* **Work instructions**
Exact copy, no pictures: every line from the one that contains "Extract the structured" through the end of the data below, and nothing else.

(App and web page records)

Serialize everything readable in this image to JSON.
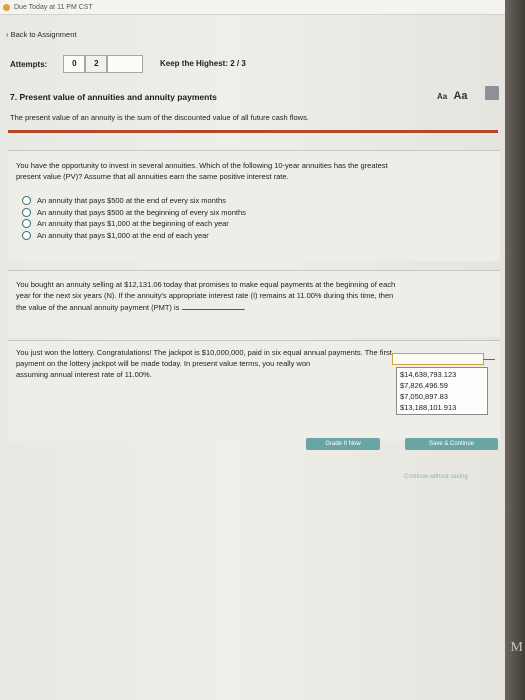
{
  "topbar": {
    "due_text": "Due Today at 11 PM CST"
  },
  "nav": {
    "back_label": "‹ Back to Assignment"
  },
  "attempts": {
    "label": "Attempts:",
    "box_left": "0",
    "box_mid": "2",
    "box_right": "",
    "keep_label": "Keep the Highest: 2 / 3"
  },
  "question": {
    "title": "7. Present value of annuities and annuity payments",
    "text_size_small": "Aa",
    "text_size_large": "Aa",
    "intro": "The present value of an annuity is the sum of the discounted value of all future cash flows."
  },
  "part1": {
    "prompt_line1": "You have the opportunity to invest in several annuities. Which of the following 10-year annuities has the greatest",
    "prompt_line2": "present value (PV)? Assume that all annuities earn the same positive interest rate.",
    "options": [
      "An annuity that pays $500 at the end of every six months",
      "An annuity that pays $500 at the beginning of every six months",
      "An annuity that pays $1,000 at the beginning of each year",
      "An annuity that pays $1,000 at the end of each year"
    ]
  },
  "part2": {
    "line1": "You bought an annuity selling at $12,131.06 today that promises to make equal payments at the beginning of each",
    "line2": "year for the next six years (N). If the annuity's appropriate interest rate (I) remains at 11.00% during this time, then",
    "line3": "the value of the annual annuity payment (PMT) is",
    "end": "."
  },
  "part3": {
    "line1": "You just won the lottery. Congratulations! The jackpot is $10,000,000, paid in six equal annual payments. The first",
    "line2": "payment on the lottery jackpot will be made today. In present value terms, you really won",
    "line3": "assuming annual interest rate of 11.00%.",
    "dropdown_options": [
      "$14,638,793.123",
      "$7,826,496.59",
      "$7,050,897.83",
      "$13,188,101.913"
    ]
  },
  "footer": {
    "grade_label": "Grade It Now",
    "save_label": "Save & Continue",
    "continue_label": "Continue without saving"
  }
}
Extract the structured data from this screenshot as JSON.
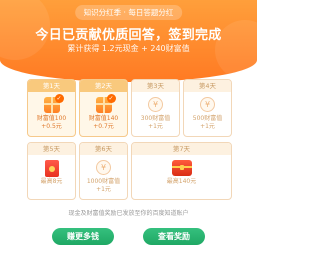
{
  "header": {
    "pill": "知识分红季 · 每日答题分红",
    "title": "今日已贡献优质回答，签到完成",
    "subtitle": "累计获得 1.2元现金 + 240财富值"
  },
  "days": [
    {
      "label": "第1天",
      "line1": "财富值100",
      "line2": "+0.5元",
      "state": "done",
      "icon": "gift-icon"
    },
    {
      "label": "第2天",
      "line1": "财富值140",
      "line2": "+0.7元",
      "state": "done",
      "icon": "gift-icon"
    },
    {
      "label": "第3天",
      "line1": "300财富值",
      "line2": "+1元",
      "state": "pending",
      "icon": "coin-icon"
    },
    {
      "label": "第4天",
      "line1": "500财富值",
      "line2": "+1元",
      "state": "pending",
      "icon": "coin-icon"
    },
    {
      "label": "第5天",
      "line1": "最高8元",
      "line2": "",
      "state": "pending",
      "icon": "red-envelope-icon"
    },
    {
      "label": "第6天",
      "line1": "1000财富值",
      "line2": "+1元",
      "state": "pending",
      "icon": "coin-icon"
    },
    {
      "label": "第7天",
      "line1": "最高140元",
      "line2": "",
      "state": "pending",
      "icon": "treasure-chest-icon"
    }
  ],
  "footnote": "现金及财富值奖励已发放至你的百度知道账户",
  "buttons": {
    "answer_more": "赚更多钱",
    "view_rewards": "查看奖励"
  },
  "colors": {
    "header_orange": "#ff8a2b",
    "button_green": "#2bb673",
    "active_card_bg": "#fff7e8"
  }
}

* **Task result**
Extract the structured data from this screenshot as JSON.
{
  "header": {
    "pill": "知识分红季 · 每日答题分红",
    "title": "今日已贡献优质回答，签到完成",
    "subtitle": "累计获得 1.2元现金 + 240财富值"
  },
  "days": [
    {
      "label": "第1天",
      "line1": "财富值100",
      "line2": "+0.5元",
      "state": "done",
      "icon": "gift-icon"
    },
    {
      "label": "第2天",
      "line1": "财富值140",
      "line2": "+0.7元",
      "state": "done",
      "icon": "gift-icon"
    },
    {
      "label": "第3天",
      "line1": "300财富值",
      "line2": "+1元",
      "state": "pending",
      "icon": "coin-icon"
    },
    {
      "label": "第4天",
      "line1": "500财富值",
      "line2": "+1元",
      "state": "pending",
      "icon": "coin-icon"
    },
    {
      "label": "第5天",
      "line1": "最高8元",
      "line2": "",
      "state": "pending",
      "icon": "red-envelope-icon"
    },
    {
      "label": "第6天",
      "line1": "1000财富值",
      "line2": "+1元",
      "state": "pending",
      "icon": "coin-icon"
    },
    {
      "label": "第7天",
      "line1": "最高140元",
      "line2": "",
      "state": "pending",
      "icon": "treasure-chest-icon"
    }
  ],
  "footnote": "现金及财富值奖励已发放至你的百度知道账户",
  "buttons": {
    "answer_more": "赚更多钱",
    "view_rewards": "查看奖励"
  },
  "colors": {
    "header_orange": "#ff8a2b",
    "button_green": "#2bb673",
    "active_card_bg": "#fff7e8"
  }
}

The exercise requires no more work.